Element data from apps and pages:
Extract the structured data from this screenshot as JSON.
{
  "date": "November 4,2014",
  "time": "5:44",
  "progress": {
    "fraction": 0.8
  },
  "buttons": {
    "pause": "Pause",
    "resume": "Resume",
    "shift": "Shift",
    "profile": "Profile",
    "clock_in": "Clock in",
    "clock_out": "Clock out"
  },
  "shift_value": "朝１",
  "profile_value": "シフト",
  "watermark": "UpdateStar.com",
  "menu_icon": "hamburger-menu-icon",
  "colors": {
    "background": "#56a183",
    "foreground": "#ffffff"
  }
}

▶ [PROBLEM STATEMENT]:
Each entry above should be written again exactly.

▶ [RESULT BELOW]:
Extract the structured data from this screenshot as JSON.
{
  "date": "November 4,2014",
  "time": "5:44",
  "progress": {
    "fraction": 0.8
  },
  "buttons": {
    "pause": "Pause",
    "resume": "Resume",
    "shift": "Shift",
    "profile": "Profile",
    "clock_in": "Clock in",
    "clock_out": "Clock out"
  },
  "shift_value": "朝１",
  "profile_value": "シフト",
  "watermark": "UpdateStar.com",
  "menu_icon": "hamburger-menu-icon",
  "colors": {
    "background": "#56a183",
    "foreground": "#ffffff"
  }
}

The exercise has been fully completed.